Werner Herzog: Bad Lieutenant Port of Call New Orleans
Forty-plus years into a still-vital, ever-proliferating filmmaking career, Werner Herzog has aged gracefully into the role of the sage adventurer, still fearlessly exploring the terrain between documentary and fiction as well as the vanishing point between charismatic eccentricity and full-blown psychosis. Born in Munich, raised in the Bavarian Alps, and lumped early on with other avatars of the New German Cinema, Herzog has ceaselessly chronicled the obsessions of dreamers and renegades both real (God’s Angry Man) and imagined (Stroszek, The Wild Blue Yonder), as well as social outcasts whose quest for ecstatic truth leads to madness, self-destruction, or sometimes, in the case of Grizzly Man’s Timothy Treadwell, both.
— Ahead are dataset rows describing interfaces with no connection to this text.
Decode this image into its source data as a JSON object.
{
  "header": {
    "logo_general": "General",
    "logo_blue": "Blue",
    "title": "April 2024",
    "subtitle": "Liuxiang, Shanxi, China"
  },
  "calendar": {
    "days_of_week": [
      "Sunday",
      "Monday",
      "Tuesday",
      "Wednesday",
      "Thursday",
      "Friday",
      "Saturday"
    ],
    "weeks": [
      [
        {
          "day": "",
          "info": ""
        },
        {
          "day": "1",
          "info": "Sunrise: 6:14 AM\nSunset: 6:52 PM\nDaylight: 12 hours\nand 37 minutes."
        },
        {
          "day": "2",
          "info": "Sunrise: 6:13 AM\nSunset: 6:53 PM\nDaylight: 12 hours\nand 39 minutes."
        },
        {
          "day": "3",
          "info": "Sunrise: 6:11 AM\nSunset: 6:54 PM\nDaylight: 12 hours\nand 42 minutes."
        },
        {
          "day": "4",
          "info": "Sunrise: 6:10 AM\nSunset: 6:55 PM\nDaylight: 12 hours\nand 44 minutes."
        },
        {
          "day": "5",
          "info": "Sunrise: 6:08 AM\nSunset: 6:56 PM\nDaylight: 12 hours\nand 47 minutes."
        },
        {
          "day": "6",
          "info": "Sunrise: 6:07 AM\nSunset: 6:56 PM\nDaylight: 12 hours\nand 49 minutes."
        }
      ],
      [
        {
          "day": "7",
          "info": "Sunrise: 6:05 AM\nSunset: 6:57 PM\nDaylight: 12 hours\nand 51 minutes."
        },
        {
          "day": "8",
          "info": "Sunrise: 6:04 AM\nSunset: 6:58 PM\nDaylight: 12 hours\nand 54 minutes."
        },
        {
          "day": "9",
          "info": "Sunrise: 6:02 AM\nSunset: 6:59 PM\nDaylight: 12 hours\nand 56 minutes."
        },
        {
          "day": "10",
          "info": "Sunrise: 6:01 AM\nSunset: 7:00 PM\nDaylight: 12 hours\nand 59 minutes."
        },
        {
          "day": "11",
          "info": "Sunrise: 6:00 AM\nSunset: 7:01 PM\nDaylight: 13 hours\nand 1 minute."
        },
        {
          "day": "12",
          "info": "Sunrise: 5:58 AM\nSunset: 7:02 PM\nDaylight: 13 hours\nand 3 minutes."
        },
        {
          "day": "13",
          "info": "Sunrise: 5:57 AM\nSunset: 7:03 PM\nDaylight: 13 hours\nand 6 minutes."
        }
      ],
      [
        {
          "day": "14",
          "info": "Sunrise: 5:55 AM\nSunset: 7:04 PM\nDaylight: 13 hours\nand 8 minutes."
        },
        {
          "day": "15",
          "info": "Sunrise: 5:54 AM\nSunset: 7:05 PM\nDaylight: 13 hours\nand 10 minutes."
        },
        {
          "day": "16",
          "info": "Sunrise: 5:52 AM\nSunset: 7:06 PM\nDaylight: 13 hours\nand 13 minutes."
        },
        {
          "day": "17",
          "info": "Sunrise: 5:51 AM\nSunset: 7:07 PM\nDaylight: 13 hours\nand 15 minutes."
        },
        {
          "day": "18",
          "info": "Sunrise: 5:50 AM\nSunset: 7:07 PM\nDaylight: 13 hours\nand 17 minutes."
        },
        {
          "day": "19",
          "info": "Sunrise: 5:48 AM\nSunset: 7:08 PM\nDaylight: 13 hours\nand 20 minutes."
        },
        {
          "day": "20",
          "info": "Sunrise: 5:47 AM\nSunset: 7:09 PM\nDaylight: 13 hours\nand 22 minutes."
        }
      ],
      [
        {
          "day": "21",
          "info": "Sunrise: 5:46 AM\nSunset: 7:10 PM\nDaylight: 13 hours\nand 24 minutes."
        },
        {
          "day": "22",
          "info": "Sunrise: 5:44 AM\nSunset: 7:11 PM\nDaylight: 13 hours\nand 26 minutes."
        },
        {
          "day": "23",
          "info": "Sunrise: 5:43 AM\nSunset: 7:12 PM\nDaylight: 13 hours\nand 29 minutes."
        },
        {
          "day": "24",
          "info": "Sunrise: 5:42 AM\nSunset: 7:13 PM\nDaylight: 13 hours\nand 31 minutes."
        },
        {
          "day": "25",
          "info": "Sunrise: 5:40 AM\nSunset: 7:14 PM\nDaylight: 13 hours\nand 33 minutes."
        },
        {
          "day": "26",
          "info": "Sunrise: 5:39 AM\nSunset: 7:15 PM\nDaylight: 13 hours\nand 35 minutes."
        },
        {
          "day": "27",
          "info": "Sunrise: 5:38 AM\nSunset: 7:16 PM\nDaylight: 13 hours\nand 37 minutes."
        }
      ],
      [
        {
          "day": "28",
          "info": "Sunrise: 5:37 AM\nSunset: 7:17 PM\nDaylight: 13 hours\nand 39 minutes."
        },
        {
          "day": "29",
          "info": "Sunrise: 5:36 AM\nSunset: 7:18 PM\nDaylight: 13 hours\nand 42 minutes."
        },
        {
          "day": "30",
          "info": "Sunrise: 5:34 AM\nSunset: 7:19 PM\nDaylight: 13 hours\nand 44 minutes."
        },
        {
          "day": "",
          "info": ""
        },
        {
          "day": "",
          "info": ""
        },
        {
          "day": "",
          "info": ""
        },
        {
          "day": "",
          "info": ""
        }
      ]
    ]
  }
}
There are those who find Herzog’s documentaries to be the apotheosis of that singular vision, and those who are partial to the fevered collaborations with Klaus Kinski, when Herzog seemed to be placing his own life at risk in order to realize impossible ambitions, just like the protagonists of his twin monuments to crazed hubris, Fitzcarraldo and Aguirre, The Wrath of God. In recent years, he has journeyed to a science colony in Antarctica (Encounters at the End of the World), ringed the jungle canopy with a high-flying inventor (The White Diamond), and revisited the story of downed airman Dieter Dengler (Little Dieter Needs to Fly), this time in fiction (Rescue Dawn). Regardless of whether it makes sense to divide such effulgently individualistic output into separate genres (in this director’s cinema of extremes, we are forever on the brink of both catastrophe and revelation), one thing is certain: only Herzog is ever Herzogian.